Summary: I got Asterisk (126.96.36.199) running on my Nokia N810 Internet Tablet. This means: Not just connecting the SIP client to a “real” Asterisk box, but rather run Asterisk on the N810 itself.
And I got it to work without major hassle or compromise!
Honestly, I am floored.
And excited - I have multiple PSTN-terminated VoIP trunks and never could access them on the go because SIP phone clients that I have seen only support a single SIP connection. In a Asterisk-on-the-N810 configuration, the SIP client now connects to Asterisk on localhost (the N810). Asterisk takes care of my VoIP trunks, voicemail etc.
And this is how I made it work (from memory, I hope I did not miss anything major):
- A Nokia N810 Internet Tablet (N800 will probably work as well)
- A Linux (Debian Etch) development box to cross-compile Asterisk
- The “real” Asterisk box (which is dutifully serving yours truly for several years now) to carry over configuration files.]
Install Scratchbox and the associated SDK on a Linux development box. Scratchbox is a cross-compilation environment for ARM processors. Using a Debian box here is probably the best choice, as the Internet Tablet’s native OS is maemo, a Debian derivative, and the guys at Nokia/maemo seem to work on Debian. Download the Scratchbox and SDK installer scripts here: maemo.org/development/sdks/maemo-4-1-diablo-sdk/
You will also need to gain root access and install openssh on the Internet Tablet for ssh and scp support. I followed this advise: arachnoid.com/linux/nokia/
On the Linux development box, login to the Scratchbox environment:
This emulates a Debian/maemo box in a sandbox, i.e. building Asterisk in this environment does not affect the native Linux installation.
In Scratchbox, switch to the ARMEL target (I use the sb-menu command for that)
Download Asterisk sources from within Scratchbox and go through the usual steps to build Asterisk, including $ make install. Remember, /etc/asterisk and all other directories are created in the sandbox environment, not the native environment of the Linux box. BTW: I tried
$ make install on the N810 but could not get it to work. This would make this procedure even more elegant. So the next step is not exactly exciting:
From the Scratchbox environment, (manually) copy all relevant Asterisk files and directories to the Internet Tablet:
Remember: you’ve compiled the binaries in the Scratchbox ARM cross-compilation environment, i.e. they can execute on the Internet Tablet.
Copy extensions.conf, sip.conf and other relevant configuration files from your “real” Asterisk environment. Also carry over any special sound files you might have, such as German language announcements. I have a few calls to Monitor() in my dialplan; I commented those out to reduce resource requirements, but left everything else untouched. Due to the limits of the environment, you might also have to switch to a “cheap” codec such as alaw if you use G.729.

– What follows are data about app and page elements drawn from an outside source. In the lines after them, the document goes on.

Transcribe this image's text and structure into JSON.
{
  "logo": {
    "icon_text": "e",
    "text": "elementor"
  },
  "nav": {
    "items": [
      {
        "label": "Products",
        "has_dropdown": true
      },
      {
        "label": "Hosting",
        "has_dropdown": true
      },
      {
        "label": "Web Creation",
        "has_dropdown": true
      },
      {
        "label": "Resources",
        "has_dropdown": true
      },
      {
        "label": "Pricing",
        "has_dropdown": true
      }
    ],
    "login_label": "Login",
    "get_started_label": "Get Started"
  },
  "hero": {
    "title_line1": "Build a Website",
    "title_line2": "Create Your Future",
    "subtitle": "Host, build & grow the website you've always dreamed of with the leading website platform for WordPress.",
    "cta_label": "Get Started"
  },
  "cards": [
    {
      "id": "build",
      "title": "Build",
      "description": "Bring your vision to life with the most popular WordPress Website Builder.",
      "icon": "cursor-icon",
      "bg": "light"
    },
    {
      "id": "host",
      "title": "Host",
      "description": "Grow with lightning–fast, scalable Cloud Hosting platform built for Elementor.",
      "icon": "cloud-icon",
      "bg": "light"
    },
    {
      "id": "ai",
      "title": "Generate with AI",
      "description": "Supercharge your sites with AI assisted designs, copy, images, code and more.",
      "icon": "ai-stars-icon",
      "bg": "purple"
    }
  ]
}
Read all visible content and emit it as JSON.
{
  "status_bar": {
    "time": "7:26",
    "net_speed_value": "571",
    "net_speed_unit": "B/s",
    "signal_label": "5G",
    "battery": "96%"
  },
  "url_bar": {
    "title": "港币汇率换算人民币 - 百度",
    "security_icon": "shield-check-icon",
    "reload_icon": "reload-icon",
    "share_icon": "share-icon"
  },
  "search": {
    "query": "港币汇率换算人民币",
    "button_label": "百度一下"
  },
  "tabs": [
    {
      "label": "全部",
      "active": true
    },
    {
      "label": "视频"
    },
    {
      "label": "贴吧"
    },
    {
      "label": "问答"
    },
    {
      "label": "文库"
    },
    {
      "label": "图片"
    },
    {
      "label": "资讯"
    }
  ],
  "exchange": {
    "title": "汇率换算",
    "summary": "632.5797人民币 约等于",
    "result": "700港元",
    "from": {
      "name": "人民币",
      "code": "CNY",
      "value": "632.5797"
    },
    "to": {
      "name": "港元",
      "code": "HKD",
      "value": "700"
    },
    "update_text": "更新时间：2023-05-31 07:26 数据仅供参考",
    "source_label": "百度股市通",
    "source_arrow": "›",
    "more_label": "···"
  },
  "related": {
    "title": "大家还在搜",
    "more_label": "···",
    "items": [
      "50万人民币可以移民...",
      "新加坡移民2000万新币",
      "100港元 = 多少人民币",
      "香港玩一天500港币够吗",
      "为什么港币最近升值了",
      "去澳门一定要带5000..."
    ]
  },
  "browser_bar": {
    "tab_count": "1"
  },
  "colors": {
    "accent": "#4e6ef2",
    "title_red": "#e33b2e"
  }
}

Now check out Asterisk on the Tablet. First, stop Asterisk on your “real” Asterisk box. This is necessary to avoid multiple connections to your VoIP provider(s) when you start Asterisk on the N810. Log on to the Internet Tablet as root, and start Asterisk as usual.
Asterisk should start up, and reassuringly fast at that. Once you get to the CLI prompt, you can let it sit there (and monitor logs)
Reconfigure the SIP client on the Internet Tablet. If it pointed to your “real” Asterisk box, simply switch the host to “localhost”; that did it for me because the extensions and other settings were just carry-overs from the “real” Asterisk box.
Now Test and enjoy. I verified multiple times that indeed the “real” box was down and I am connecting to Asterisk on localhost - I even pulled the “real” box’s power cord to make absolutely sure - it worked that well.
If you want Asterisk to start automatically when the Internet Tablet boots, create a shell script which starts Asterisk (i.e.: /usr/sbin/asterisk) in /etc/init.d and use update-rc.d to set it to the desired runlevel when the Internet Tablet boots. If you’re used to Debian you will feel right at home when using maemo.
Note: Due to the isolation of the Scratchbox environment from the rest of the system, you’ll probably get away building the ARM binaries on your “real” Asterisk box as well, without interfering with your Asterisk installation there.
BTW: If you’re in Chicago, Baltimore or DC: Perhaps consider the N810 WiMax edition… I would love to hear how well everything works on Sprint/Nextel’s WiMax pilot there.
dmwmedia.com/news/2008/06/18 … -september
Perhaps it also works in Portland, OR on Clearwire’s installation.